* _Records for this task_:
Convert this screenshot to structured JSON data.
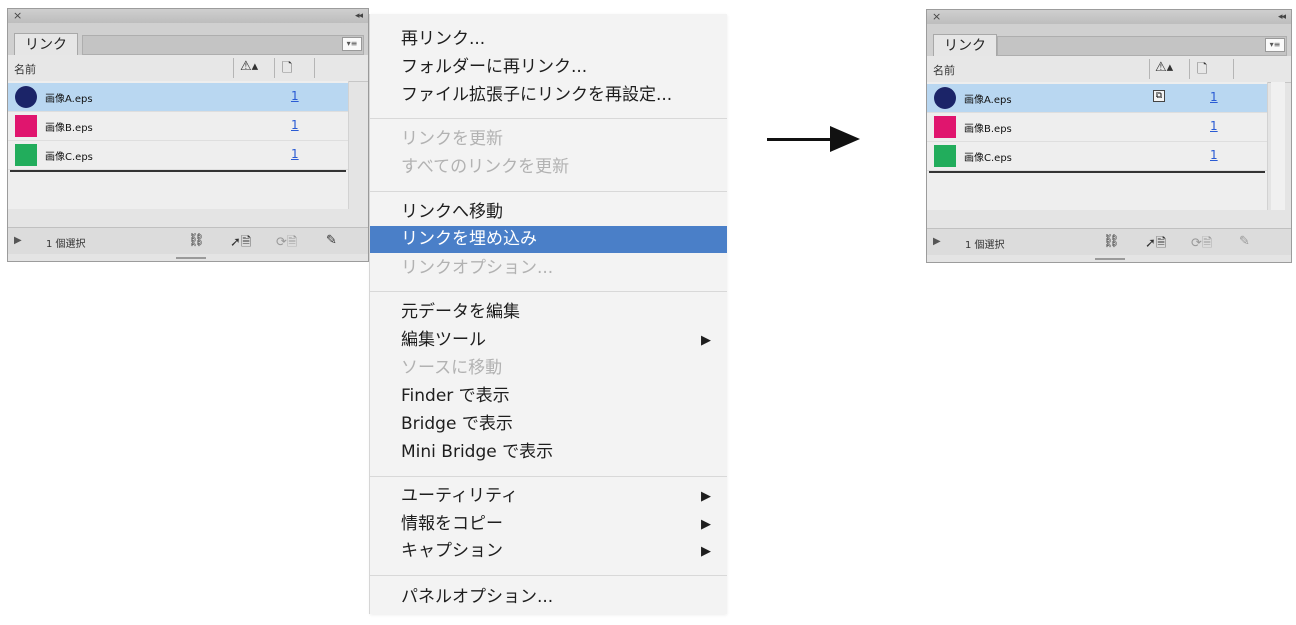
{
  "panel_before": {
    "close_glyph": "×",
    "collapse_glyph": "◂◂",
    "tab_label": "リンク",
    "menu_button_glyph": "▾≡",
    "column_name": "名前",
    "column_status_glyph": "⚠▴",
    "column_page_glyph": "🗋",
    "rows": [
      {
        "name": "画像A.eps",
        "page": "1",
        "selected": true
      },
      {
        "name": "画像B.eps",
        "page": "1",
        "selected": false
      },
      {
        "name": "画像C.eps",
        "page": "1",
        "selected": false
      }
    ],
    "footer": {
      "expand_glyph": "▶",
      "selection_count": "1 個選択",
      "relink_glyph": "⛓",
      "goto_glyph": "➚🗎",
      "update_glyph": "⟳🗎",
      "edit_glyph": "✎"
    }
  },
  "menu": {
    "items": [
      {
        "label": "再リンク...",
        "disabled": false
      },
      {
        "label": "フォルダーに再リンク...",
        "disabled": false
      },
      {
        "label": "ファイル拡張子にリンクを再設定...",
        "disabled": false
      },
      {
        "label": "リンクを更新",
        "disabled": true
      },
      {
        "label": "すべてのリンクを更新",
        "disabled": true
      },
      {
        "label": "リンクへ移動",
        "disabled": false
      },
      {
        "label": "リンクを埋め込み",
        "disabled": false,
        "highlighted": true
      },
      {
        "label": "リンクオプション...",
        "disabled": true
      },
      {
        "label": "元データを編集",
        "disabled": false
      },
      {
        "label": "編集ツール",
        "disabled": false,
        "submenu": true
      },
      {
        "label": "ソースに移動",
        "disabled": true
      },
      {
        "label": "Finder で表示",
        "disabled": false
      },
      {
        "label": "Bridge で表示",
        "disabled": false
      },
      {
        "label": "Mini Bridge で表示",
        "disabled": false
      },
      {
        "label": "ユーティリティ",
        "disabled": false,
        "submenu": true
      },
      {
        "label": "情報をコピー",
        "disabled": false,
        "submenu": true
      },
      {
        "label": "キャプション",
        "disabled": false,
        "submenu": true
      },
      {
        "label": "パネルオプション...",
        "disabled": false
      }
    ],
    "submenu_glyph": "▶",
    "highlight_color": "#4a7fc8"
  },
  "panel_after": {
    "close_glyph": "×",
    "collapse_glyph": "◂◂",
    "tab_label": "リンク",
    "menu_button_glyph": "▾≡",
    "column_name": "名前",
    "column_status_glyph": "⚠▴",
    "column_page_glyph": "🗋",
    "embedded_glyph": "⧉",
    "rows": [
      {
        "name": "画像A.eps",
        "page": "1",
        "selected": true,
        "embedded": true
      },
      {
        "name": "画像B.eps",
        "page": "1",
        "selected": false
      },
      {
        "name": "画像C.eps",
        "page": "1",
        "selected": false
      }
    ],
    "footer": {
      "expand_glyph": "▶",
      "selection_count": "1 個選択",
      "relink_glyph": "⛓",
      "goto_glyph": "➚🗎",
      "update_glyph": "⟳🗎",
      "edit_glyph": "✎"
    }
  },
  "colors": {
    "thumb_a": "#1b2468",
    "thumb_b": "#e0156e",
    "thumb_c": "#22ad5c",
    "selection": "#b9d7f1",
    "page_link": "#2a5bd4"
  }
}
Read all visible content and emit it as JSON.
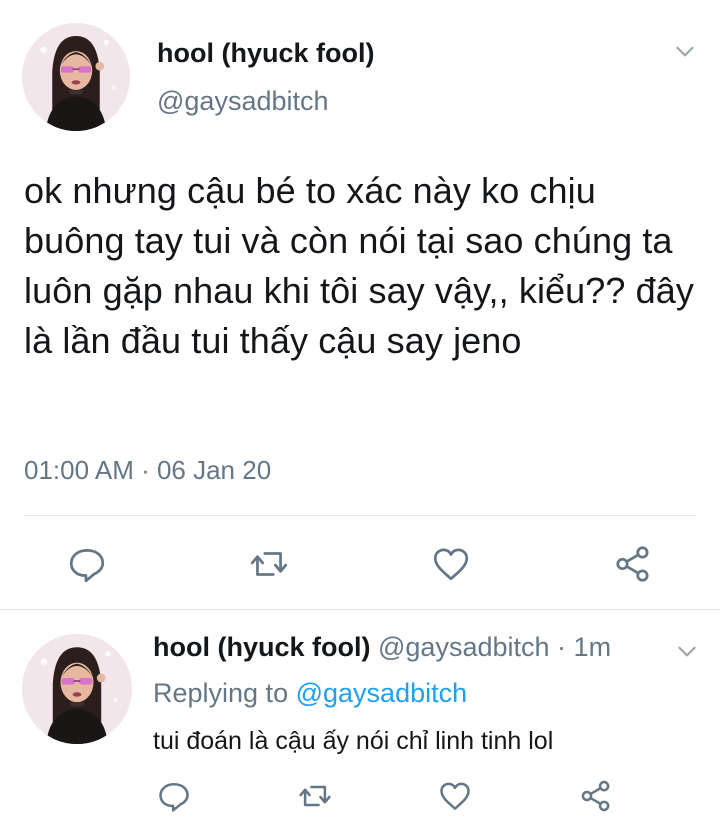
{
  "main_tweet": {
    "display_name": "hool (hyuck fool)",
    "handle": "@gaysadbitch",
    "text": "ok nhưng cậu bé to xác này ko chịu buông tay tui và còn nói tại sao chúng ta luôn gặp nhau khi tôi say vậy,, kiểu?? đây là lần đầu tui thấy cậu say jeno",
    "timestamp": "01:00 AM · 06 Jan 20",
    "actions": {
      "reply_icon": "speech-bubble-icon",
      "retweet_icon": "retweet-icon",
      "like_icon": "heart-icon",
      "share_icon": "share-icon"
    }
  },
  "reply_tweet": {
    "display_name": "hool (hyuck fool)",
    "handle": "@gaysadbitch",
    "separator": "·",
    "time_ago": "1m",
    "replying_to_label": "Replying to",
    "replying_to_handle": "@gaysadbitch",
    "text": "tui đoán là cậu ấy nói chỉ linh tinh lol"
  },
  "colors": {
    "text_primary": "#14171a",
    "text_secondary": "#657786",
    "link": "#1da1f2",
    "divider": "#e1e8ed",
    "icon": "#657786"
  }
}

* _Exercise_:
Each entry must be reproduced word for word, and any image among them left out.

* _Result below_:
Convert this screenshot to structured JSON data.
{
  "panel_before": {
    "close_glyph": "×",
    "collapse_glyph": "◂◂",
    "tab_label": "リンク",
    "menu_button_glyph": "▾≡",
    "column_name": "名前",
    "column_status_glyph": "⚠▴",
    "column_page_glyph": "🗋",
    "rows": [
      {
        "name": "画像A.eps",
        "page": "1",
        "selected": true
      },
      {
        "name": "画像B.eps",
        "page": "1",
        "selected": false
      },
      {
        "name": "画像C.eps",
        "page": "1",
        "selected": false
      }
    ],
    "footer": {
      "expand_glyph": "▶",
      "selection_count": "1 個選択",
      "relink_glyph": "⛓",
      "goto_glyph": "➚🗎",
      "update_glyph": "⟳🗎",
      "edit_glyph": "✎"
    }
  },
  "menu": {
    "items": [
      {
        "label": "再リンク...",
        "disabled": false
      },
      {
        "label": "フォルダーに再リンク...",
        "disabled": false
      },
      {
        "label": "ファイル拡張子にリンクを再設定...",
        "disabled": false
      },
      {
        "label": "リンクを更新",
        "disabled": true
      },
      {
        "label": "すべてのリンクを更新",
        "disabled": true
      },
      {
        "label": "リンクへ移動",
        "disabled": false
      },
      {
        "label": "リンクを埋め込み",
        "disabled": false,
        "highlighted": true
      },
      {
        "label": "リンクオプション...",
        "disabled": true
      },
      {
        "label": "元データを編集",
        "disabled": false
      },
      {
        "label": "編集ツール",
        "disabled": false,
        "submenu": true
      },
      {
        "label": "ソースに移動",
        "disabled": true
      },
      {
        "label": "Finder で表示",
        "disabled": false
      },
      {
        "label": "Bridge で表示",
        "disabled": false
      },
      {
        "label": "Mini Bridge で表示",
        "disabled": false
      },
      {
        "label": "ユーティリティ",
        "disabled": false,
        "submenu": true
      },
      {
        "label": "情報をコピー",
        "disabled": false,
        "submenu": true
      },
      {
        "label": "キャプション",
        "disabled": false,
        "submenu": true
      },
      {
        "label": "パネルオプション...",
        "disabled": false
      }
    ],
    "submenu_glyph": "▶",
    "highlight_color": "#4a7fc8"
  },
  "panel_after": {
    "close_glyph": "×",
    "collapse_glyph": "◂◂",
    "tab_label": "リンク",
    "menu_button_glyph": "▾≡",
    "column_name": "名前",
    "column_status_glyph": "⚠▴",
    "column_page_glyph": "🗋",
    "embedded_glyph": "⧉",
    "rows": [
      {
        "name": "画像A.eps",
        "page": "1",
        "selected": true,
        "embedded": true
      },
      {
        "name": "画像B.eps",
        "page": "1",
        "selected": false
      },
      {
        "name": "画像C.eps",
        "page": "1",
        "selected": false
      }
    ],
    "footer": {
      "expand_glyph": "▶",
      "selection_count": "1 個選択",
      "relink_glyph": "⛓",
      "goto_glyph": "➚🗎",
      "update_glyph": "⟳🗎",
      "edit_glyph": "✎"
    }
  },
  "colors": {
    "thumb_a": "#1b2468",
    "thumb_b": "#e0156e",
    "thumb_c": "#22ad5c",
    "selection": "#b9d7f1",
    "page_link": "#2a5bd4"
  }
}
Read all visible content and emit it as JSON.
{
  "main_tweet": {
    "display_name": "hool (hyuck fool)",
    "handle": "@gaysadbitch",
    "text": "ok nhưng cậu bé to xác này ko chịu buông tay tui và còn nói tại sao chúng ta luôn gặp nhau khi tôi say vậy,, kiểu?? đây là lần đầu tui thấy cậu say jeno",
    "timestamp": "01:00 AM · 06 Jan 20",
    "actions": {
      "reply_icon": "speech-bubble-icon",
      "retweet_icon": "retweet-icon",
      "like_icon": "heart-icon",
      "share_icon": "share-icon"
    }
  },
  "reply_tweet": {
    "display_name": "hool (hyuck fool)",
    "handle": "@gaysadbitch",
    "separator": "·",
    "time_ago": "1m",
    "replying_to_label": "Replying to",
    "replying_to_handle": "@gaysadbitch",
    "text": "tui đoán là cậu ấy nói chỉ linh tinh lol"
  },
  "colors": {
    "text_primary": "#14171a",
    "text_secondary": "#657786",
    "link": "#1da1f2",
    "divider": "#e1e8ed",
    "icon": "#657786"
  }
}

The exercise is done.